Oregon – House Bill 2171 (Minnis) would transition state from a reciprocal DTC to a permit system for wineries and retailers. Status: The bill passed the House & Senate, and was sent to the Governor for signature in June.

Pennsylvania – House Bill 255 (Godshall) and Senate Bill 293 (Ferlo) are positive DTC shipping permit bills with a $100 registration fee, two cases per month to any individual. Taxes collected. Status: Both bills remain in Committee.

Tennessee – House Bill 1850 (Todd) creates a DTC shipping permit for 2 cases annually. Provisions: $100 fee, annual reports, annual excise and sales tax payments (companion bill was SB 1977, Stanley). Both bills died in Committee.

Texas – Senate Bill 1229 (Gallegos) was signed by the governor May 5, and limits the ability of TX retailers to use common carriers for DTC delivery outside their particular county. The bill was aimed at pending litigation spearheaded by the Specialty Wine Retailers Association seeking statewide sales via common carrier.

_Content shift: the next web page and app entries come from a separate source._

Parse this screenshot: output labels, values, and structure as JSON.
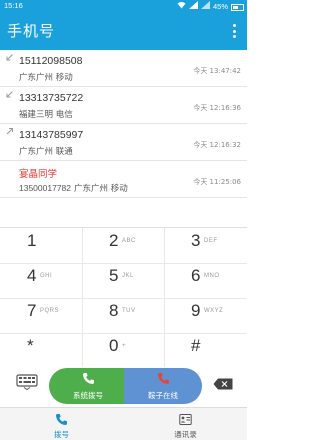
{
  "status_bar": {
    "time": "15:16",
    "battery": "45%"
  },
  "header": {
    "title": "手机号"
  },
  "call_log": [
    {
      "direction": "incoming",
      "number": "15112098508",
      "location": "广东广州 移动",
      "time": "今天 13:47:42",
      "highlight": false
    },
    {
      "direction": "incoming",
      "number": "13313735722",
      "location": "福建三明 电信",
      "time": "今天 12:16:36",
      "highlight": false
    },
    {
      "direction": "outgoing",
      "number": "13143785997",
      "location": "广东广州 联通",
      "time": "今天 12:16:32",
      "highlight": false
    },
    {
      "direction": "none",
      "number": "宴晶同学",
      "sub_number": "13500017782",
      "location": "广东广州 移动",
      "time": "今天 11:25:06",
      "highlight": true
    }
  ],
  "dialpad": [
    {
      "digit": "1",
      "letters": ""
    },
    {
      "digit": "2",
      "letters": "ABC"
    },
    {
      "digit": "3",
      "letters": "DEF"
    },
    {
      "digit": "4",
      "letters": "GHI"
    },
    {
      "digit": "5",
      "letters": "JKL"
    },
    {
      "digit": "6",
      "letters": "MNO"
    },
    {
      "digit": "7",
      "letters": "PQRS"
    },
    {
      "digit": "8",
      "letters": "TUV"
    },
    {
      "digit": "9",
      "letters": "WXYZ"
    },
    {
      "digit": "*",
      "letters": ""
    },
    {
      "digit": "0",
      "letters": "+"
    },
    {
      "digit": "#",
      "letters": ""
    }
  ],
  "controls": {
    "system_call": "系统拨号",
    "net_call": "鞍子在线"
  },
  "tabs": [
    {
      "label": "拨号",
      "icon": "phone-icon",
      "active": true
    },
    {
      "label": "通讯录",
      "icon": "contacts-icon",
      "active": false
    }
  ],
  "colors": {
    "accent": "#1aa1dc",
    "call_green": "#4fae4c",
    "call_blue": "#5e92d3",
    "highlight_red": "#e23b2e"
  }
}
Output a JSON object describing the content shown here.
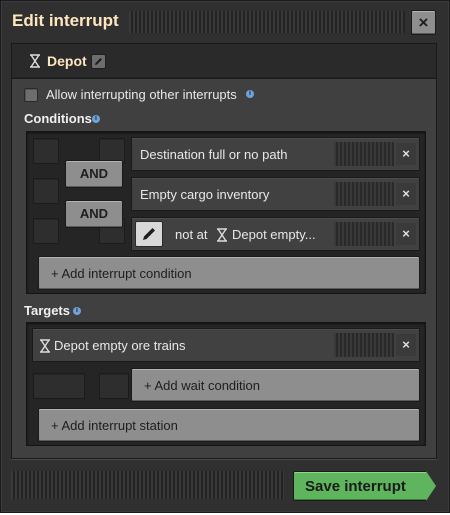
{
  "window": {
    "title": "Edit interrupt",
    "close_label": "×"
  },
  "interrupt": {
    "name": "Depot"
  },
  "allow_interrupting": {
    "label": "Allow interrupting other interrupts",
    "checked": false
  },
  "conditions": {
    "label": "Conditions",
    "connectors": [
      "AND",
      "AND"
    ],
    "rows": [
      {
        "text": "Destination full or no path"
      },
      {
        "text": "Empty cargo inventory"
      },
      {
        "prefix": "not at",
        "station": "Depot empty..."
      }
    ],
    "remove_label": "×",
    "add_label": "+ Add interrupt condition"
  },
  "targets": {
    "label": "Targets",
    "station": "Depot empty ore trains",
    "remove_label": "×",
    "add_wait_label": "+ Add wait condition",
    "add_station_label": "+ Add interrupt station"
  },
  "footer": {
    "save_label": "Save interrupt"
  },
  "colors": {
    "title": "#ffe6c0",
    "accent_green": "#5eb55d",
    "panel": "#414041"
  },
  "icons": [
    "hourglass-icon",
    "edit-icon",
    "info-icon",
    "close-icon",
    "pencil-icon",
    "remove-icon"
  ]
}
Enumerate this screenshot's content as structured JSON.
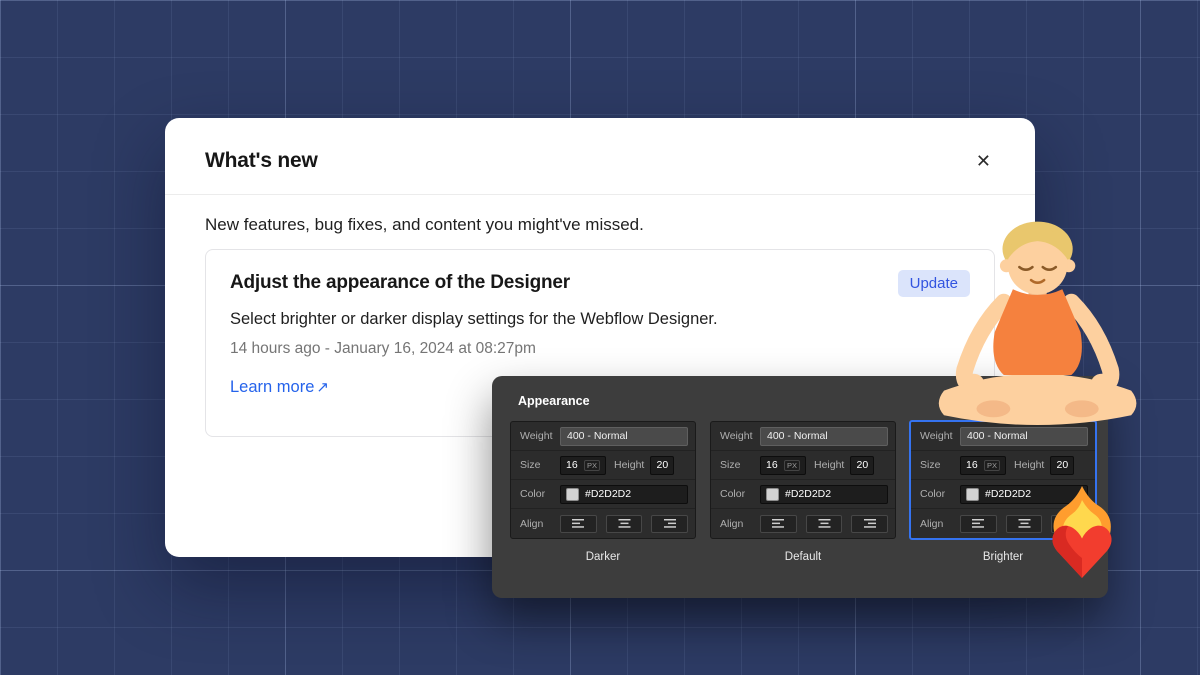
{
  "modal": {
    "title": "What's new",
    "close_glyph": "✕",
    "subtitle": "New features, bug fixes, and content you might've missed.",
    "card": {
      "title": "Adjust the appearance of the Designer",
      "badge": "Update",
      "description": "Select brighter or darker display settings for the Webflow Designer.",
      "timestamp": "14 hours ago - January 16, 2024 at 08:27pm",
      "link_label": "Learn more",
      "link_arrow": "↗"
    }
  },
  "appearance_panel": {
    "title": "Appearance",
    "fields": {
      "weight_label": "Weight",
      "weight_value": "400 - Normal",
      "size_label": "Size",
      "size_value": "16",
      "size_unit": "PX",
      "height_label": "Height",
      "height_value": "20",
      "color_label": "Color",
      "color_value": "#D2D2D2",
      "align_label": "Align"
    },
    "options": [
      {
        "label": "Darker",
        "selected": false
      },
      {
        "label": "Default",
        "selected": false
      },
      {
        "label": "Brighter",
        "selected": true
      }
    ]
  },
  "icons": {
    "close": "✕",
    "link_arrow": "↗",
    "align": [
      "align-left",
      "align-center",
      "align-right"
    ],
    "emojis": [
      "person-in-lotus-position",
      "heart-on-fire"
    ]
  },
  "colors": {
    "background": "#2d3b64",
    "accent_blue": "#3573f0",
    "badge_bg": "#dbe4fb",
    "badge_text": "#3254e0",
    "link": "#2563eb",
    "swatch": "#D2D2D2",
    "panel_bg": "#3d3d3d"
  }
}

Virginia – House Bill 1784 (Cosgrove) and Senate Bill 1289 (Watkins) augmented current direct shipper permit to clarify that those shipments are by common carrier only, and created separate allowance for any legal shipper to make deliveries of up to 4 cases of wine to a consumer in their own vehicle. Additionally, Senate Bill 984 (Edwards) also became law, creating an “internet wine retailer license” to allow sales by a retailer having no physical premise.

West Virginia – Senate Bill 712 (Kessler) was signed by the governor and, among many other provisions, replaced reciprocity with a DTC permit bill for wineries, wholesalers and retailers.

LITIGATION UPDATE

Maine – As previously reported elsewhere, on March 5, U.S. District Court Judge Carter adopted the magistrate’s report and recommendation issued three months ago in the Cherry Hill (Tanford/Epstein) suit. This ruling supports an on-site sale requirement for any sales to consumers, contrary to an opinion rendered in December 2006 in KY ruling that on-site provisions were unconstitutional.

Tennessee – As previously reported elsewhere, the U.S. District Court in Tennessee ruled in favor of the state regarding what most thought was an ill-advised lawsuit (Jelovsek v. Bresden). The plaintiffs alleged that consumers faced a greater burden in traveling to another state to purchase wine in person at a winery than they faced in buying wine directly from a TN winery tasting room. The judge was not convinced, and the wholesalers have promoted their “victory” to bolster arguments for the preeminence of the 3-tier system in all matters.

Texas – All summary judgment motions have been filed. Oral arguments are scheduled for September 21 in Dallas. Wholesalers claim that passage of Senate Bill 1229 moots this lawsuit (see Texas paragraph under legislation, above).

Massachusetts — Motions for summary judgment are expected this winter in the case that seeks to overturn the 30,000 gallon production cap in the DTC law. Family Winemakers of California is the lead plaintiff.